• SC-01: Is Curtis Bostic surging at the last possible moment? He and Mark Sanford, his Republican runoff opponent, met on Thursday night in their first debate, and surprisingly, Sanford went on the attack. (So did Bostic, over Sanford's infamous misdeeds while governor, but you expect the underdog to do that.) Sanford went after Bostic for voting in favor of spending increases while serving on the Charleston County Council, and also criticized his attendance record.
The fact that Stanford wasn't content to play nice just days before Tuesday's election is noteworthy in and of itself, but here's an added twist: Sanford may have seriously stepped in it. Bostic says his absences from the council "were related to his wife's battle with cancer." Ouch. (Reminds me of the time Susan Collins made a similar screwup when Tom Allen missed votes to attend a family funeral.) Bostic's campaign doesn't seem to be harping on this unforced error (though one of his sons sounded off on Twitter), so perhaps it won't be the fumble it looks like it ought to be for Sanford. Bostic has repeatedly pledged to run a positive campaign, but if I were him, I'd be hitting this one hard.

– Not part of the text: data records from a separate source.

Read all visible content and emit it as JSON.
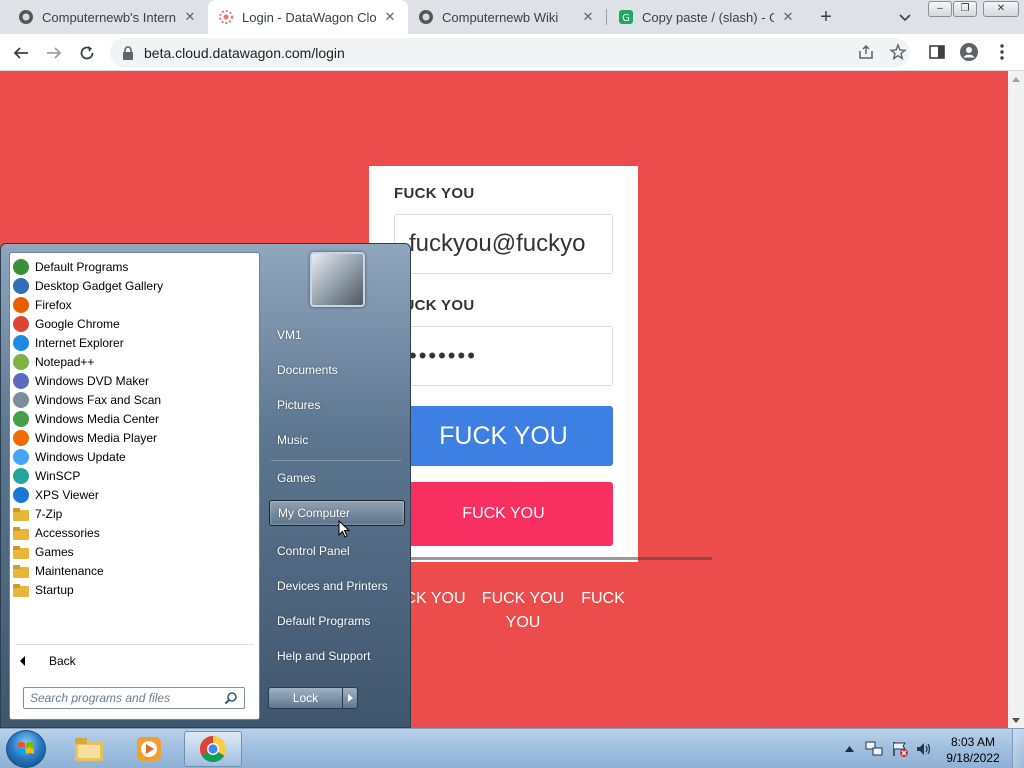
{
  "browser": {
    "tabs": [
      {
        "label": "Computernewb's Internet"
      },
      {
        "label": "Login - DataWagon Cloud"
      },
      {
        "label": "Computernewb Wiki"
      },
      {
        "label": "Copy paste / (slash) - Gly"
      }
    ],
    "close_glyph": "✕",
    "new_tab_glyph": "+",
    "url": "beta.cloud.datawagon.com/login",
    "window_buttons": {
      "minimize": "–",
      "maximize": "❐",
      "close": "✕"
    }
  },
  "login_page": {
    "background_color": "#ec4c4c",
    "email_label": "FUCK YOU",
    "email_value": "fuckyou@fuckyo",
    "password_label": "FUCK YOU",
    "password_value": "•••••••",
    "password_label_visible": "UCK YOU",
    "password_value_visible": "•••••••",
    "primary_button": "FUCK YOU",
    "secondary_button": "FUCK YOU",
    "links": [
      "CK YOU",
      "FUCK YOU",
      "FUCK"
    ],
    "link_two_line1": "FUCK YOU",
    "link_two_line2": "YOU"
  },
  "start_menu": {
    "programs": [
      {
        "label": "Default Programs",
        "icon": "default-programs-icon",
        "color": "#3a8f3a"
      },
      {
        "label": "Desktop Gadget Gallery",
        "icon": "gadget-icon",
        "color": "#2e6fb5"
      },
      {
        "label": "Firefox",
        "icon": "firefox-icon",
        "color": "#e66000"
      },
      {
        "label": "Google Chrome",
        "icon": "chrome-icon",
        "color": "#db4437"
      },
      {
        "label": "Internet Explorer",
        "icon": "ie-icon",
        "color": "#1e88e5"
      },
      {
        "label": "Notepad++",
        "icon": "notepadpp-icon",
        "color": "#7cb342"
      },
      {
        "label": "Windows DVD Maker",
        "icon": "dvd-maker-icon",
        "color": "#5c6bc0"
      },
      {
        "label": "Windows Fax and Scan",
        "icon": "fax-icon",
        "color": "#78909c"
      },
      {
        "label": "Windows Media Center",
        "icon": "media-center-icon",
        "color": "#43a047"
      },
      {
        "label": "Windows Media Player",
        "icon": "media-player-icon",
        "color": "#ef6c00"
      },
      {
        "label": "Windows Update",
        "icon": "windows-update-icon",
        "color": "#42a5f5"
      },
      {
        "label": "WinSCP",
        "icon": "winscp-icon",
        "color": "#26a69a"
      },
      {
        "label": "XPS Viewer",
        "icon": "xps-viewer-icon",
        "color": "#1976d2"
      },
      {
        "label": "7-Zip",
        "icon": "folder-icon",
        "color": "#e8b73a"
      },
      {
        "label": "Accessories",
        "icon": "folder-icon",
        "color": "#e8b73a"
      },
      {
        "label": "Games",
        "icon": "folder-icon",
        "color": "#e8b73a"
      },
      {
        "label": "Maintenance",
        "icon": "folder-icon",
        "color": "#e8b73a"
      },
      {
        "label": "Startup",
        "icon": "folder-icon",
        "color": "#e8b73a"
      }
    ],
    "back_label": "Back",
    "search_placeholder": "Search programs and files",
    "right_items": [
      "VM1",
      "Documents",
      "Pictures",
      "Music",
      "Games",
      "My Computer",
      "Control Panel",
      "Devices and Printers",
      "Default Programs",
      "Help and Support"
    ],
    "highlighted_item": "My Computer",
    "lock_label": "Lock"
  },
  "taskbar": {
    "time": "8:03 AM",
    "date": "9/18/2022"
  }
}
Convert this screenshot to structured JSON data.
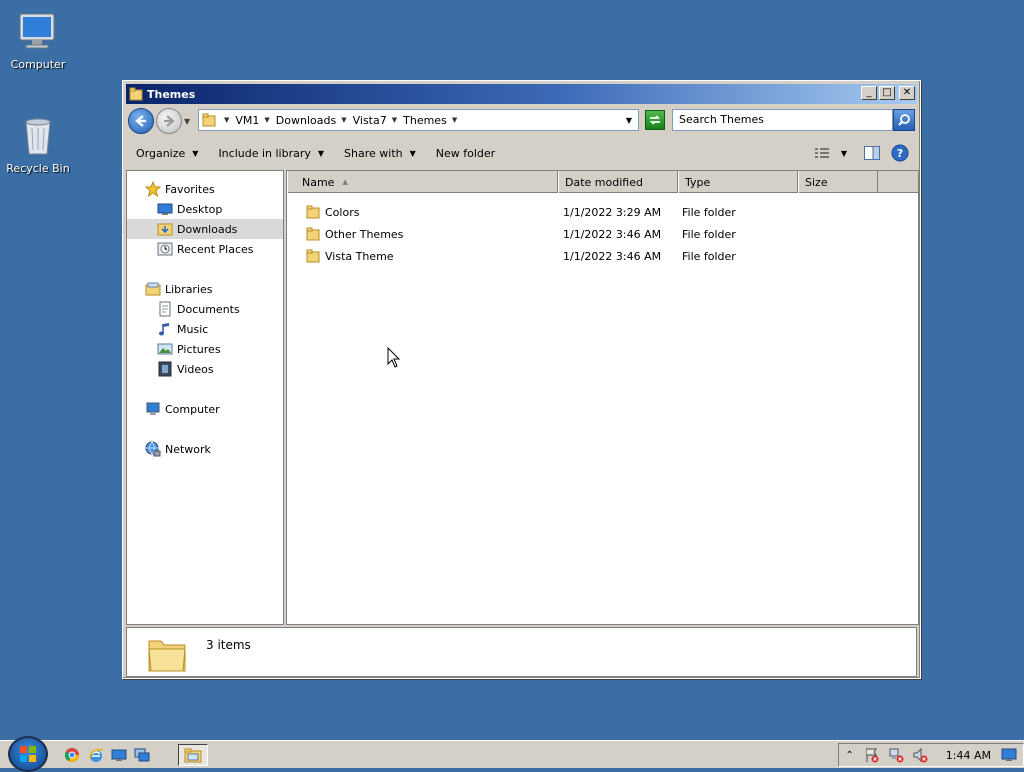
{
  "desktop": {
    "icons": [
      {
        "label": "Computer"
      },
      {
        "label": "Recycle Bin"
      }
    ]
  },
  "window": {
    "title": "Themes",
    "caption_buttons": {
      "minimize": "_",
      "maximize": "□",
      "close": "✕"
    },
    "address": {
      "crumbs": [
        "VM1",
        "Downloads",
        "Vista7",
        "Themes"
      ]
    },
    "search": {
      "placeholder": "Search Themes"
    },
    "toolbar": {
      "organize": "Organize",
      "include": "Include in library",
      "share": "Share with",
      "new_folder": "New folder"
    },
    "nav": {
      "favorites": "Favorites",
      "desktop": "Desktop",
      "downloads": "Downloads",
      "recent": "Recent Places",
      "libraries": "Libraries",
      "documents": "Documents",
      "music": "Music",
      "pictures": "Pictures",
      "videos": "Videos",
      "computer": "Computer",
      "network": "Network"
    },
    "columns": {
      "name": "Name",
      "date": "Date modified",
      "type": "Type",
      "size": "Size"
    },
    "files": [
      {
        "name": "Colors",
        "date": "1/1/2022 3:29 AM",
        "type": "File folder"
      },
      {
        "name": "Other Themes",
        "date": "1/1/2022 3:46 AM",
        "type": "File folder"
      },
      {
        "name": "Vista Theme",
        "date": "1/1/2022 3:46 AM",
        "type": "File folder"
      }
    ],
    "details": {
      "count": "3 items"
    }
  },
  "taskbar": {
    "clock": "1:44 AM"
  },
  "colors": {
    "desktop": "#3a6ea5",
    "title_start": "#0a246a",
    "title_end": "#a6caf0",
    "chrome": "#d4d0c8"
  }
}
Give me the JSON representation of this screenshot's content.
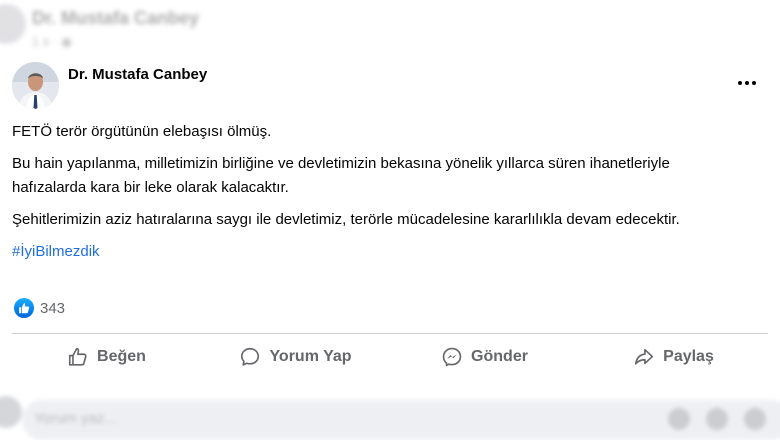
{
  "previous_post": {
    "author": "Dr. Mustafa Canbey",
    "meta": "1 s · ◉"
  },
  "post": {
    "author": "Dr. Mustafa Canbey",
    "more_label": "•••",
    "paragraphs": [
      "FETÖ terör örgütünün elebaşısı ölmüş.",
      "Bu hain yapılanma, milletimizin birliğine ve devletimizin bekasına yönelik yıllarca süren ihanetleriyle hafızalarda kara bir leke olarak kalacaktır.",
      "Şehitlerimizin aziz hatıralarına saygı ile devletimiz, terörle mücadelesine kararlılıkla devam edecektir."
    ],
    "hashtag": "#İyiBilmezdik",
    "reaction_count": "343"
  },
  "actions": {
    "like": "Beğen",
    "comment": "Yorum Yap",
    "send": "Gönder",
    "share": "Paylaş"
  },
  "composer": {
    "placeholder": "Yorum yaz..."
  },
  "colors": {
    "link": "#216fdb",
    "secondary_text": "#65676b",
    "like_blue": "#0866ff",
    "divider": "#ced0d4"
  },
  "icons": [
    "more-icon",
    "thumbs-up-icon",
    "comment-bubble-icon",
    "messenger-icon",
    "share-arrow-icon",
    "like-reaction-icon"
  ]
}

• Mayors: Daily Kos Elections community member Darth Jeff has done us all a great service by compiling an extensive guide to the most important mayoral elections taking place in 2013, with rundowns on the 21 cities with populations greater than 300,000 that are holding races this year. Jeff includes summaries of every interesting contest and provides a handy chart with election dates and procedures for every 'burg on the list. With the Virginia governor's race likely to be the only notable statewide affair in this odd-numbered year, these mayoral battles are where we'll see the most electoral action ahead of the 2014 midterms.
• Census: Say goodbye to paper Census forms? In an effort to save money in 2020, and just generally get with the times, the Census Bureau is planning to conduct a mostly-Internet Census next time. The 2010 Census cost $96 per household, but the Bureau has been having success with allowing American Community Survey respondents to opt in via Internet, and they'd like to extend that to the next full count. Much of the expense in the Census comes with in-person follow-ups with non-respondents, though, which is a problem that technology by itself can't solve. (David Jarman)
• Demographics: You've probably seen polls before that address the issue of which states have the highest and lowest levels of religious adherence ... but how about one that zooms in on metropolitan areas? Gallup is out with a new offering that measures just that, though it doesn't go any further than asking whether people identify as "very religious." It's little surprise which metro area is tops for religiosity: Provo-Orem, Utah, location of Brigham Young University, which is owned and operated by the Mormon church. Of the rest of the top 10, all but one are either in Utah or in Deep South states; the lone holdout is Holland-Grand Haven, Michigan, that dark-red, mostly Dutch-American corner of southwestern Michigan that's dominated by the Dutch Reformed Church.
As for the 10 least religious metro areas, they're mostly in the Northeast or on the West Coast, with several college towns in there as well (of the much more stereotypical variety, unlike Provo). The top is a tie between Burlington, Vermont, and Boulder, Colorado. The only surprise on the list is Albany, New York, which has more of a blue-collar vibe than the other places on the list, but perhaps there are enough students there to affect its standing. (David Jarman)